Eric: I’ve heard just a little bit about a Michael Jones documentary film about you and your art. Can you talk about that a little?

Michael Jones: I have an art bucket list of projects I wanted to do throughout my art career. Until now I haven’t been able make it happen because the help I needed was just not around. Now I have my team together so we are documenting every project as much as we can. I have 60 things on my list and the plan is to do one every month for the next five years.

Eric: In terms of viewer/audience response, have you ever been surprised that a particular piece got a really strong, positive reaction?

Michael Jones: To be honest if any of my art gets a strong response I am satisfied. The more I journey through art the more of a meaning I realize I am gaining subconsciously.  Less and less it is about the money and more about the message … As it should be . The Marilyn Monroe Piece I did a few months ago got some major hits and it was a bit overwhelming but, definitely motivated me.
Dream Big(ger).

Photo Credit - Kyoshi Becker
Photo Credit – Kyoshi Becker

Check out the Michael Jones interview at AVTimes.com and watch out for more to come in a possible – probable – near future continued interview with Mr. Jones, one of the Antelope Valley’s most prominent artists today.

You can also take a look at an older interview with Michael Jones from the AV Arts Blog here.

Collage Art by Eric Martin Showing at Sagebrush Cafe

Collage Art by Eric Martin showing at Sagebrush Cafe

November 1, 2014 through January, 2015

Self Reflection - Eric Martin

“Making collage art is a bit like dreaming, for me anyway. Even when there is a plan, there is also quite a bit of moment-to-moment decision-making, spontaneity and accident. Pieces develop in fits and starts. You make leaps. Layers of ideas pile one on top of the other. Layers of potential meaning too. Associative thinking runs rampant.

“It’s tempting to wonder why certain images crop up in anyone’s art. And it’s tempting to wonder why certain images crop up in your own art. Why a boat? Why a horse? What do these images mean?

“Carl Jung once said, “Your visions will become clear only when you can look into your own heart. Who looks outside, dreams; who looks inside, awakes.”

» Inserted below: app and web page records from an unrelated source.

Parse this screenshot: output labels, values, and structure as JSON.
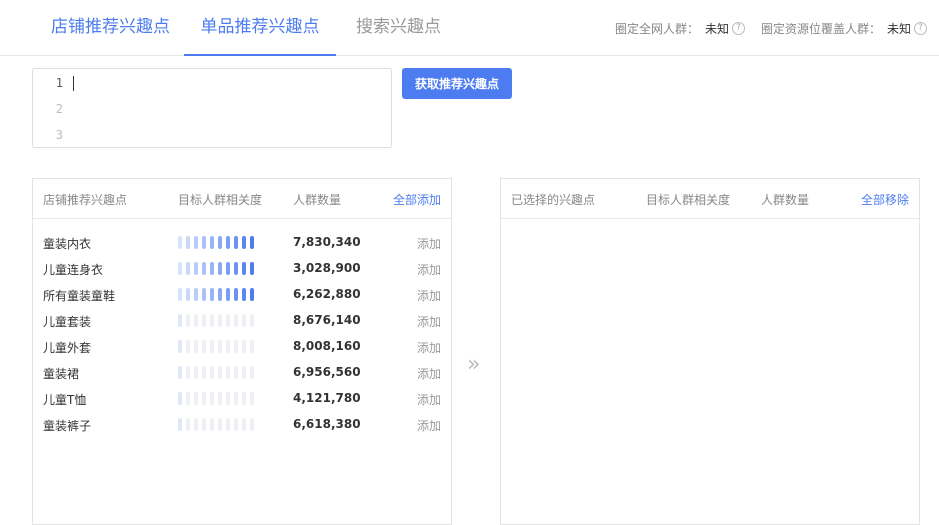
{
  "tabs": [
    {
      "label": "店铺推荐兴趣点"
    },
    {
      "label": "单品推荐兴趣点"
    },
    {
      "label": "搜索兴趣点"
    }
  ],
  "stats": {
    "fixed_network": {
      "label": "圈定全网人群：",
      "value": "未知"
    },
    "fixed_resource": {
      "label": "圈定资源位覆盖人群：",
      "value": "未知"
    }
  },
  "editor": {
    "lines": [
      "1",
      "2",
      "3"
    ]
  },
  "fetch_button": "获取推荐兴趣点",
  "left_panel": {
    "headers": {
      "name": "店铺推荐兴趣点",
      "relevance": "目标人群相关度",
      "count": "人群数量",
      "action": "全部添加"
    },
    "rows": [
      {
        "name": "童装内衣",
        "relevance": 1.0,
        "count": "7,830,340",
        "action": "添加"
      },
      {
        "name": "儿童连身衣",
        "relevance": 1.0,
        "count": "3,028,900",
        "action": "添加"
      },
      {
        "name": "所有童装童鞋",
        "relevance": 1.0,
        "count": "6,262,880",
        "action": "添加"
      },
      {
        "name": "儿童套装",
        "relevance": 0.1,
        "count": "8,676,140",
        "action": "添加"
      },
      {
        "name": "儿童外套",
        "relevance": 0.1,
        "count": "8,008,160",
        "action": "添加"
      },
      {
        "name": "童装裙",
        "relevance": 0.1,
        "count": "6,956,560",
        "action": "添加"
      },
      {
        "name": "儿童T恤",
        "relevance": 0.1,
        "count": "4,121,780",
        "action": "添加"
      },
      {
        "name": "童装裤子",
        "relevance": 0.1,
        "count": "6,618,380",
        "action": "添加"
      }
    ]
  },
  "right_panel": {
    "headers": {
      "name": "已选择的兴趣点",
      "relevance": "目标人群相关度",
      "count": "人群数量",
      "action": "全部移除"
    }
  },
  "colors": {
    "accent": "#4d7cf0"
  }
}
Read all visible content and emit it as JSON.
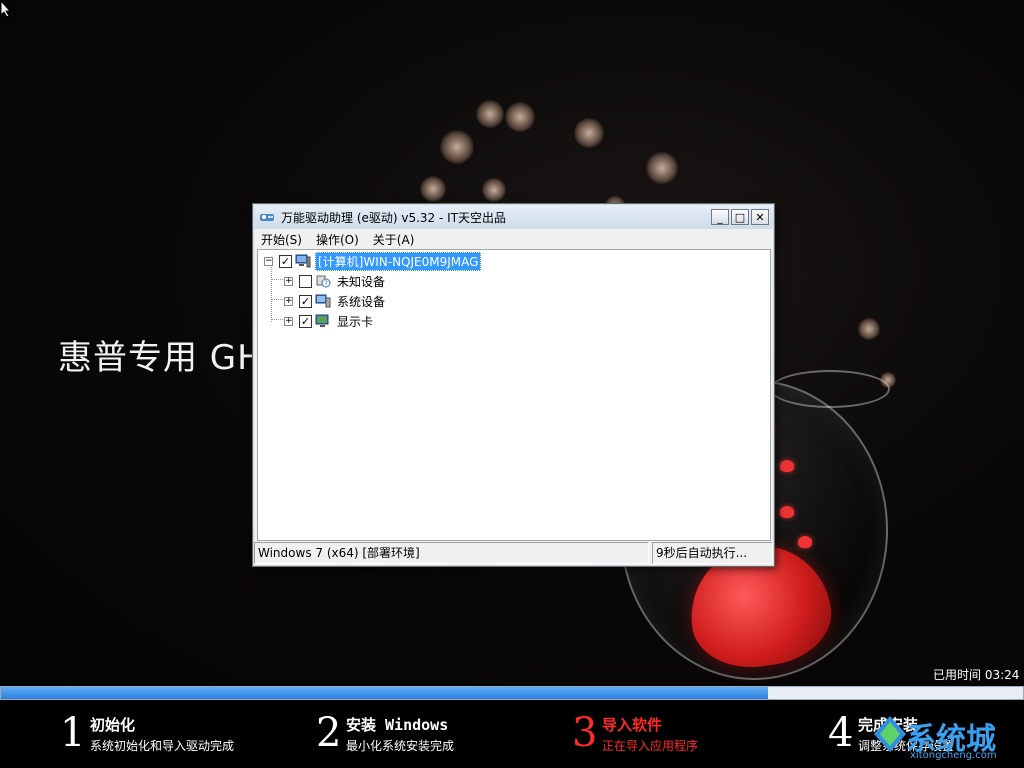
{
  "background": {
    "title": "惠普专用 GHO"
  },
  "window": {
    "title": "万能驱动助理 (e驱动) v5.32 - IT天空出品",
    "controls": {
      "minimize": "_",
      "maximize": "□",
      "close": "✕"
    },
    "menu": [
      "开始(S)",
      "操作(O)",
      "关于(A)"
    ],
    "tree": {
      "root": {
        "label": "[计算机]WIN-NQJE0M9JMAG",
        "checked": true,
        "selected": true
      },
      "children": [
        {
          "label": "未知设备",
          "checked": false,
          "icon": "unknown-device-icon"
        },
        {
          "label": "系统设备",
          "checked": true,
          "icon": "system-device-icon"
        },
        {
          "label": "显示卡",
          "checked": true,
          "icon": "display-card-icon"
        }
      ]
    },
    "status": {
      "left": "Windows 7 (x64) [部署环境]",
      "right": "9秒后自动执行..."
    }
  },
  "timer": {
    "label": "已用时间 03:24"
  },
  "progress": {
    "fraction": 0.75
  },
  "steps": [
    {
      "num": "1",
      "title": "初始化",
      "sub": "系统初始化和导入驱动完成",
      "active": false
    },
    {
      "num": "2",
      "title": "安装 Windows",
      "sub": "最小化系统安装完成",
      "active": false
    },
    {
      "num": "3",
      "title": "导入软件",
      "sub": "正在导入应用程序",
      "active": true
    },
    {
      "num": "4",
      "title": "完成安装",
      "sub": "调整系统保存设置",
      "active": false
    }
  ],
  "watermark": {
    "text": "系统城",
    "url": "xitongcheng.com"
  },
  "colors": {
    "active_step": "#ff2a2a",
    "progress_fill": "#2c7fe0",
    "selection": "#3399ff"
  }
}
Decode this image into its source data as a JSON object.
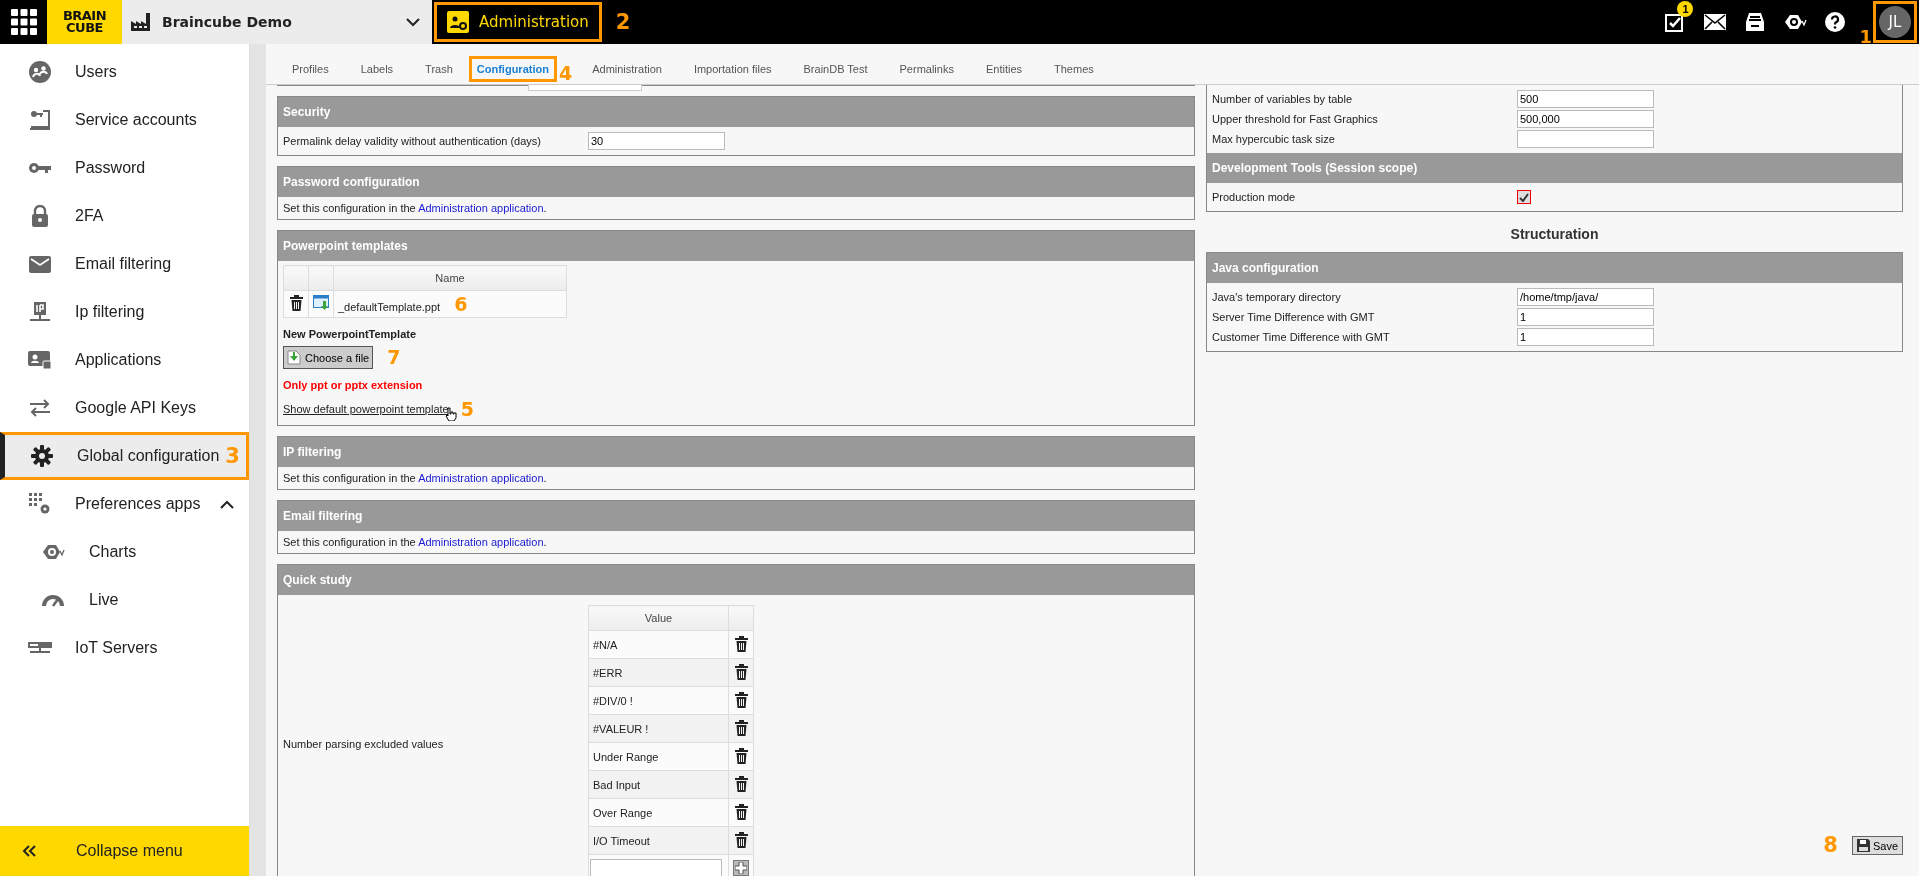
{
  "top_bar": {
    "logo": [
      "BRAIN",
      "CUBE"
    ],
    "app_name": "Braincube Demo",
    "app_button": {
      "label": "Administration",
      "callout": {
        "number": "2",
        "boxed": true
      }
    },
    "notification_count": "1",
    "avatar": "JL",
    "avatar_callout": {
      "number": "1",
      "boxed": true
    }
  },
  "sidebar": {
    "items": [
      {
        "label": "Users",
        "selected": false
      },
      {
        "label": "Service accounts",
        "selected": false
      },
      {
        "label": "Password",
        "selected": false
      },
      {
        "label": "2FA",
        "selected": false
      },
      {
        "label": "Email filtering",
        "selected": false
      },
      {
        "label": "Ip filtering",
        "selected": false
      },
      {
        "label": "Applications",
        "selected": false
      },
      {
        "label": "Google API Keys",
        "selected": false
      },
      {
        "label": "Global configuration",
        "selected": true,
        "callout": {
          "number": "3",
          "boxed": true
        }
      },
      {
        "label": "Preferences apps",
        "selected": false,
        "expanded": true,
        "children": [
          {
            "label": "Charts",
            "selected": false
          },
          {
            "label": "Live",
            "selected": false
          }
        ]
      },
      {
        "label": "IoT Servers",
        "selected": false
      }
    ],
    "collapse": "Collapse menu"
  },
  "tabs": [
    {
      "label": "Profiles",
      "selected": false
    },
    {
      "label": "Labels",
      "selected": false
    },
    {
      "label": "Trash",
      "selected": false
    },
    {
      "label": "Configuration",
      "selected": true,
      "callout": {
        "number": "4",
        "boxed": true
      }
    },
    {
      "label": "Administration",
      "selected": false
    },
    {
      "label": "Importation files",
      "selected": false
    },
    {
      "label": "BrainDB Test",
      "selected": false
    },
    {
      "label": "Permalinks",
      "selected": false
    },
    {
      "label": "Entities",
      "selected": false
    },
    {
      "label": "Themes",
      "selected": false
    }
  ],
  "left_sections": [
    {
      "kind": "cut"
    },
    {
      "kind": "form",
      "title": "Security",
      "rows": [
        {
          "kind": "input",
          "label": "Permalink delay validity without authentication (days)",
          "value": "30"
        }
      ]
    },
    {
      "kind": "note",
      "title": "Password configuration",
      "text": "Set this configuration in the",
      "link": "Administration application",
      "end": "."
    },
    {
      "kind": "templates",
      "title": "Powerpoint templates",
      "column": "Name",
      "files": [
        {
          "name": "_defaultTemplate.ppt",
          "callout": {
            "number": "6",
            "boxed": false
          }
        }
      ],
      "new_label": "New PowerpointTemplate",
      "choose": {
        "label": "Choose a file",
        "callout": {
          "number": "7",
          "boxed": false
        }
      },
      "warning": "Only ppt or pptx extension",
      "show_link": {
        "label": "Show default powerpoint template",
        "callout": {
          "number": "5",
          "boxed": false
        }
      }
    },
    {
      "kind": "note",
      "title": "IP filtering",
      "text": "Set this configuration in the",
      "link": "Administration application",
      "end": "."
    },
    {
      "kind": "note",
      "title": "Email filtering",
      "text": "Set this configuration in the",
      "link": "Administration application",
      "end": "."
    },
    {
      "kind": "quick",
      "title": "Quick study",
      "label": "Number parsing excluded values",
      "column": "Value",
      "values": [
        "#N/A",
        "#ERR",
        "#DIV/0 !",
        "#VALEUR !",
        "Under Range",
        "Bad Input",
        "Over Range",
        "I/O Timeout"
      ]
    }
  ],
  "right_sections": [
    {
      "kind": "form",
      "rows": [
        {
          "kind": "input",
          "label": "Number of variables by table",
          "value": "500"
        },
        {
          "kind": "input",
          "label": "Upper threshold for Fast Graphics",
          "value": "500,000"
        },
        {
          "kind": "input",
          "label": "Max hypercubic task size",
          "value": ""
        }
      ]
    },
    {
      "kind": "form",
      "title": "Development Tools (Session scope)",
      "rows": [
        {
          "kind": "checkbox",
          "label": "Production mode",
          "checked": true
        }
      ]
    },
    {
      "kind": "heading",
      "title": "Structuration"
    },
    {
      "kind": "form",
      "title": "Java configuration",
      "rows": [
        {
          "kind": "input",
          "label": "Java's temporary directory",
          "value": "/home/tmp/java/"
        },
        {
          "kind": "input",
          "label": "Server Time Difference with GMT",
          "value": "1"
        },
        {
          "kind": "input",
          "label": "Customer Time Difference with GMT",
          "value": "1"
        }
      ]
    }
  ],
  "save": {
    "label": "Save",
    "callout": {
      "number": "8",
      "boxed": false
    }
  }
}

This slideshow requires JavaScript.

“Artists will relate to this notion and think immediately of the creative process – as a way of bringing the inside out, balancing the inner life with outward expression. But is art a way of waking up? Or is it a way of dreaming out loud? Maybe those two things are the same.

“Thinking about Carl Jung and his dream theories I tried to diagnose some of the pieces in this show. That turned out to be a real rabbit hole… They could mean anything. The unconscious mind reads like a horoscope.

“For my part, I think that some dreams do probably mean something, though I couldn’t say what. They may be pedestrian most of the time, just recycling a day’s memories. But sometimes they might be more than that. Discoveries can be made. In a dream, your eyes can be opened. What will you see?”

This is the text of my artist statement. I know it’s weird to put it in quotes since I am the editor of this blog. But that’s what I did, because…I don’t know. I just did.

The UFO SHO is gearing up. Have you sent in your story or your art yet?

Blast off October 11th at Sagebrush Cafe! Do you have a paranormal experience in the Antelope Valley that you’d like to share? Email THEUFOSHO at gmail dot com.

The Antelope Valley is rich with unexplained phenomenon and the goal of this show is to compile these experiences and and have an open discussion about the who/what/when/where/and whys.

We’ll be attempting to achieve this goal (at 6-9pm on October 11th) with:

– Live Space Music
– UFO Stories, Art and Videos
– Alien Autopsy
– Experimentations
– Power Point Presentations
– Alternative Theories
– Ancient Sculptures
– Tribute to Science Fiction Artwork
– Much More!

If you have a local UFO (or any unexplained phenomena) story to share, please send an email to theufosho at gmail dot com and we’ll print it in our UFO SHO ZINE. Thank you!